Youth Brigade - Sink with Kalifornija (Cover Artwork)

Youth Brigade

Youth Brigade: Sink with Kalifornija

Sink with Kalifornija (1994)

BYO


4.5
Youth Brigade, the most important SoCal band that not too many people know about. From running Skinhead Manor, owning Godzilla's, and starting the BYO, they were already well known and helpful to the growing LA punk scene. The Stern brothers were able to do all this, and start a band, a really goo...

Youth Brigade, the most important SoCal band that not too many people know about. From running Skinhead Manor, owning Godzilla's, and starting the BYO, they were already well known and helpful to the growing LA punk scene. The Stern brothers were able to do all this, and start a band, a really good one at that. This cd is a compilation of the second version of the "Sound and Fury" LP (the first one being aborted and later re-released as "Out Of Print"), the "What Price Happiness" 7 inch, and live tracks from the band's last show (untill the early 90's) at Fenders Ballroom in 1985.

The album starts off with "Sink With California" and "Modest Proposal" which set the tone for the majority of the LP, straight up punk rock. "Men In Blue (Part 1)" starts off like your typical punk rock song, but after about 3 minutes, it turns into an attempt at early rap.
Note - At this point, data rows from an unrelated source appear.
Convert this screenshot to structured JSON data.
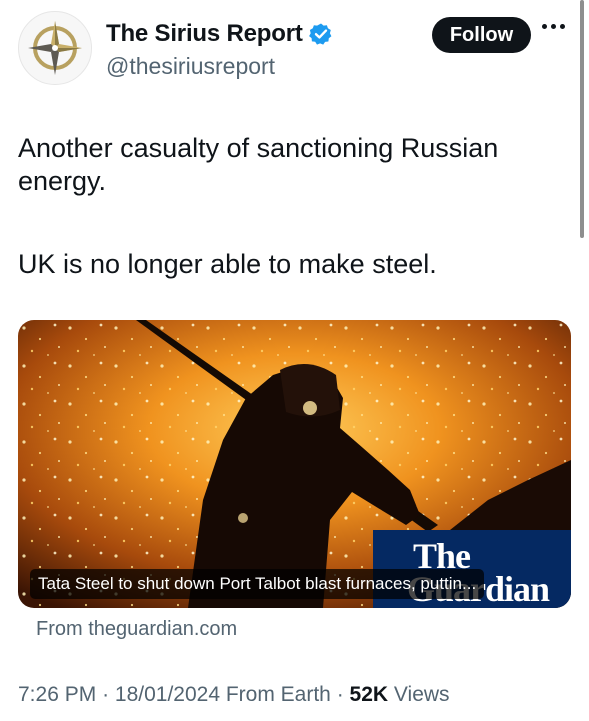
{
  "author": {
    "display_name": "The Sirius Report",
    "handle": "@thesiriusreport",
    "verified": true,
    "avatar_icon": "compass-star-logo"
  },
  "header": {
    "follow_label": "Follow",
    "more_icon": "more-dots-icon"
  },
  "tweet": {
    "text_line1": "Another casualty of sanctioning Russian energy.",
    "text_line2": "UK is no longer able to make steel."
  },
  "link_card": {
    "caption": "Tata Steel to shut down Port Talbot blast furnaces, puttin...",
    "logo_the": "The",
    "logo_name": "Guardian",
    "source": "From theguardian.com"
  },
  "meta": {
    "time": "7:26 PM",
    "date": "18/01/2024",
    "location": "From Earth",
    "views_count": "52K",
    "views_label": "Views"
  },
  "colors": {
    "text_primary": "#0f1419",
    "text_secondary": "#536471",
    "verified_blue": "#1d9bf0",
    "guardian_blue": "#052962"
  }
}
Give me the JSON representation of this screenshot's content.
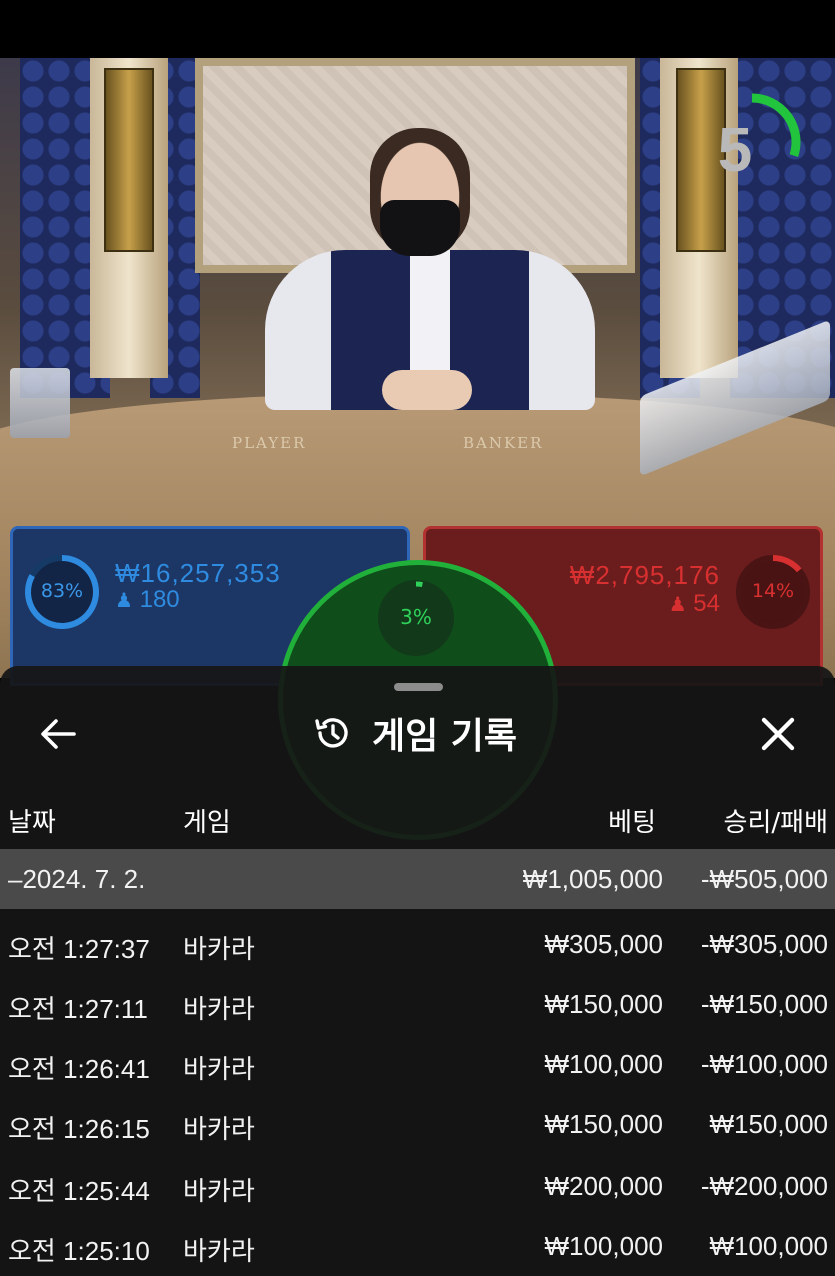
{
  "timer": {
    "value": "5",
    "fraction_remaining": 0.3
  },
  "table_labels": {
    "player": "PLAYER",
    "banker": "BANKER"
  },
  "player": {
    "percent_label": "83%",
    "percent": 83,
    "amount": "₩16,257,353",
    "count": "180",
    "color": "#2f8be0"
  },
  "tie": {
    "percent_label": "3%",
    "percent": 3,
    "color": "#21b03a"
  },
  "banker": {
    "percent_label": "14%",
    "percent": 14,
    "amount": "₩2,795,176",
    "count": "54",
    "color": "#d83030"
  },
  "sheet": {
    "title": "게임 기록",
    "back_icon": "arrow-left-icon",
    "history_icon": "history-icon",
    "close_icon": "close-icon",
    "columns": {
      "date": "날짜",
      "game": "게임",
      "bet": "베팅",
      "result": "승리/패배"
    },
    "date_group": {
      "label": "–2024. 7. 2.",
      "bet": "₩1,005,000",
      "result": "-₩505,000"
    },
    "rows": [
      {
        "time": "오전 1:27:37",
        "game": "바카라",
        "bet": "₩305,000",
        "result": "-₩305,000"
      },
      {
        "time": "오전 1:27:11",
        "game": "바카라",
        "bet": "₩150,000",
        "result": "-₩150,000"
      },
      {
        "time": "오전 1:26:41",
        "game": "바카라",
        "bet": "₩100,000",
        "result": "-₩100,000"
      },
      {
        "time": "오전 1:26:15",
        "game": "바카라",
        "bet": "₩150,000",
        "result": "₩150,000"
      },
      {
        "time": "오전 1:25:44",
        "game": "바카라",
        "bet": "₩200,000",
        "result": "-₩200,000"
      },
      {
        "time": "오전 1:25:10",
        "game": "바카라",
        "bet": "₩100,000",
        "result": "₩100,000"
      }
    ]
  }
}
Very funny to listen to, with 3 white guys from southern California trying to rap. From this, the band goes back into familiar territory with "Sound and Fury" and "Fight to Unite" (my favorite Brigade song). Every song is a standout track, especially "What Are You Figthing For" and "You Don't Understand", but i can not go into detail about all of them. "Jump Back" sounds a little like a pirate's drinking song (if that makes any sense), and "Duke of Earl" is a Doo-wop song, no way around it. A very fufilling album, and there is still much more to go.

The "What Price happiness" 7 inch, from 1985 is next, with 3 songs. All the songs deal with serious issues, meaning no more pirate songs. There is a definate progression from the LP to this. The songs are more intricate, plus the production is clearer. Very well done, but lacking the energy of the LP.

Lastly, there are 9 live tracks, which are all extremely well executed. Hearing the crowd singing along with songs such as "Sink with California", "Men In Blue", and "Jump Back".

It may take awhile for this compilation to grow on you, but once it does you will love it just as much as I do.